I bought the book and proceeded to cry through the first half. My daughter finally made sense. Better yet, the author had suggestions that were implementable that day. Because our daughter was still a foster child at the time, the possibility of professional help was, unfortunately, delayed due to bureaucracy. But the book was so clear with practical advice on how to handle different issues you can come across when dealing with attachment issues that we were able to start literally that day with trying to help her. Plus, frankly, being able to just understand why she was acting the way she was, was a godsend.
Two months later, when we were finally able to get her into see a behavioral psychologist, I almost felt embarrassed because she had improved so much. The escape behavior was gone, the frantic grabbing had been reduced significantly, the defiance was greatly reduced and constant, demanding need to be the center of attention had relaxed. We still went because we still have a long way to go, but my daughter now comes to me when she is upset and she looks to me for comfort. I feel like she sees me as mom.
The recommendations in the book are not easy.
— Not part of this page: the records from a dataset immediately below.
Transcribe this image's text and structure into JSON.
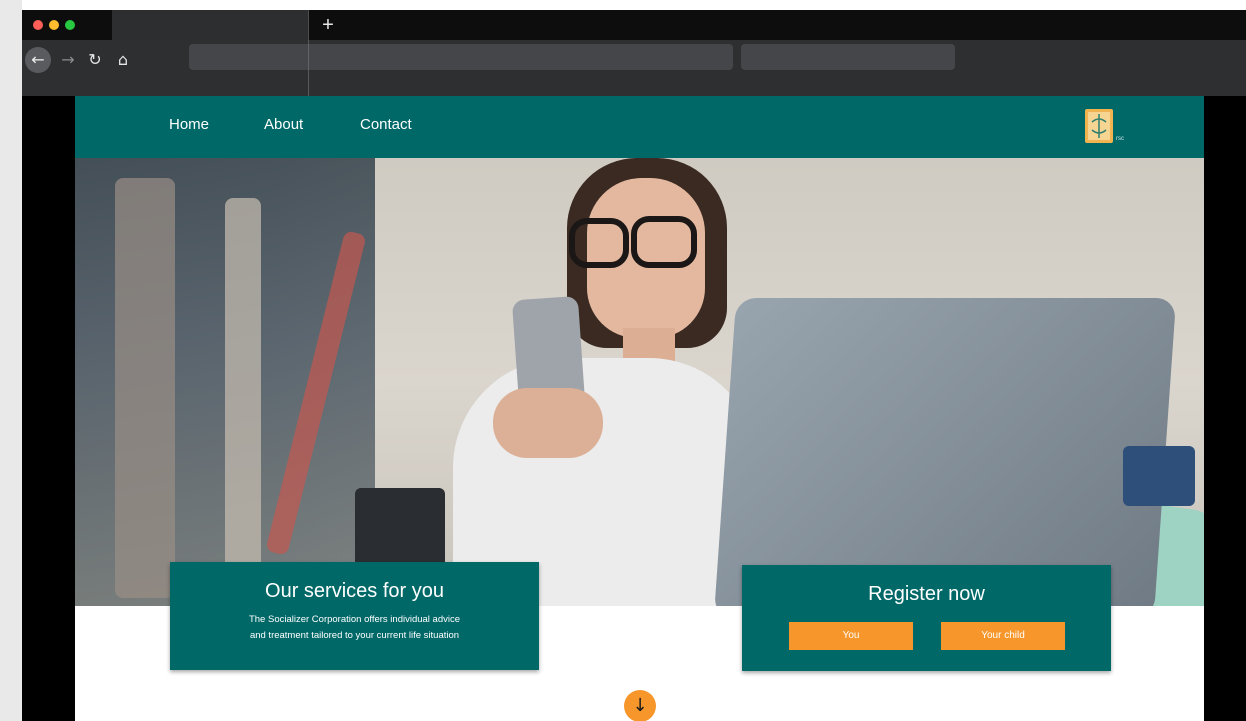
{
  "browser": {
    "new_tab_label": "+",
    "back_icon": "←",
    "forward_icon": "→",
    "reload_icon": "↻",
    "home_icon": "⌂"
  },
  "site": {
    "nav": [
      {
        "label": "Home"
      },
      {
        "label": "About"
      },
      {
        "label": "Contact"
      }
    ],
    "logo_sub": "rsc"
  },
  "services_card": {
    "title": "Our services for you",
    "line1": "The Socializer Corporation offers individual advice",
    "line2": "and treatment tailored to your current life situation"
  },
  "register_card": {
    "title": "Register now",
    "button_you": "You",
    "button_child": "Your child"
  },
  "scroll_icon": "↓",
  "colors": {
    "brand_teal": "#016868",
    "accent_orange": "#f7972b"
  }
}
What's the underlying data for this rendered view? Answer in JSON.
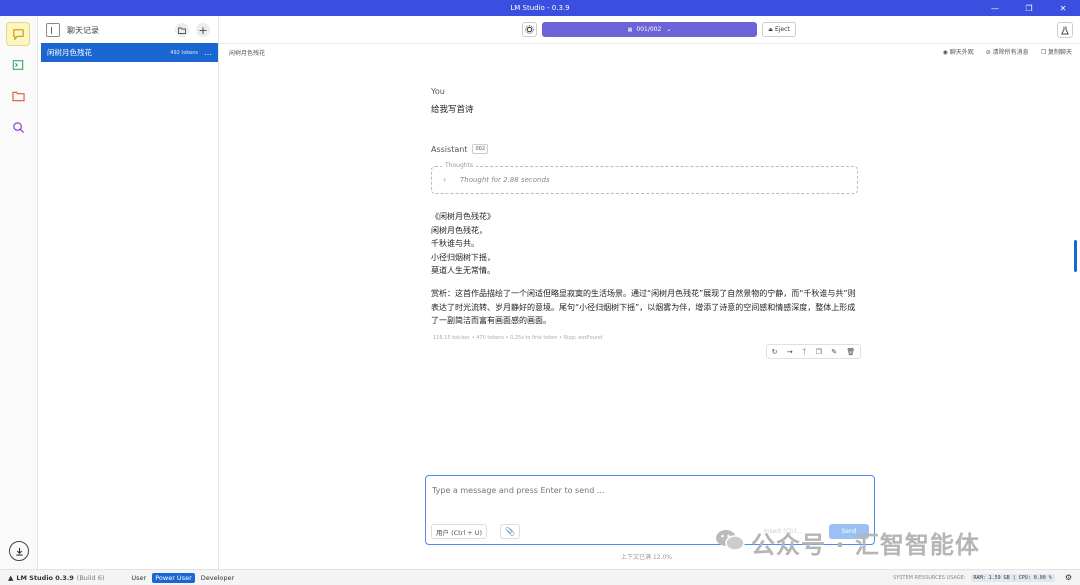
{
  "window": {
    "title": "LM Studio - 0.3.9"
  },
  "sidebar": {
    "header_label": "聊天记录",
    "chats": [
      {
        "title": "闲树月色残花",
        "tokens": "492 tokens"
      }
    ]
  },
  "topbar": {
    "model_selector": "001/002",
    "eject_label": "Eject"
  },
  "subbar": {
    "chat_title": "闲树月色残花",
    "actions": [
      "聊天外观",
      "清除所有消息",
      "复制聊天"
    ]
  },
  "conversation": {
    "user_role": "You",
    "user_message": "给我写首诗",
    "assistant_role": "Assistant",
    "assistant_badge": "002",
    "thoughts_label": "Thoughts",
    "thoughts_summary": "Thought for 2.88 seconds",
    "poem_lines": [
      "《闲树月色残花》",
      "闲树月色残花，",
      "千秋谁与共。",
      "小径归烟树下摇，",
      "莫道人生无常情。"
    ],
    "analysis": "赏析：这首作品描绘了一个闲适但略显寂寞的生活场景。通过“闲树月色残花”展现了自然景物的宁静，而“千秋谁与共”则表达了时光流转、岁月静好的意境。尾句“小径归烟树下摇”，以烟雾为伴，增添了诗意的空间感和情感深度，整体上形成了一副简洁而富有画面感的画面。",
    "stats": "116.15 tok/sec • 470 tokens • 0.25s to first token • Stop: eosFound"
  },
  "composer": {
    "placeholder": "Type a message and press Enter to send ...",
    "role_button": "用户 (Ctrl + U)",
    "insert_label": "Insert (Ctrl...",
    "send_label": "Send"
  },
  "context_usage": "上下文已满 12.0%",
  "statusbar": {
    "app_version": "LM Studio 0.3.9",
    "build": "(Build 6)",
    "modes": [
      "User",
      "Power User",
      "Developer"
    ],
    "active_mode": "Power User",
    "resources_label": "SYSTEM RESOURCES USAGE:",
    "ram": "RAM: 1.59 GB",
    "cpu": "CPU: 0.00 %"
  },
  "watermark": "公众号 · 汇智智能体",
  "colors": {
    "accent": "#1a67d2",
    "model_bar": "#6b63d6",
    "titlebar": "#3a4fe0"
  }
}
They require time and energy... a lot of time and energy. But they work. And when you are at your wit's end and nothing else has worked, the time and energy don't matter.
I would recommend this book for anyone who is currently having problems within their adoptive or foster placement. I would not recommend this book for someone in the process of becoming a foster or adoptive parent. Not all children who are placed have attachment issues and some of the stories in the book may cause too much concern for a prospective family. But, know that if you do have issues, this book is here to help.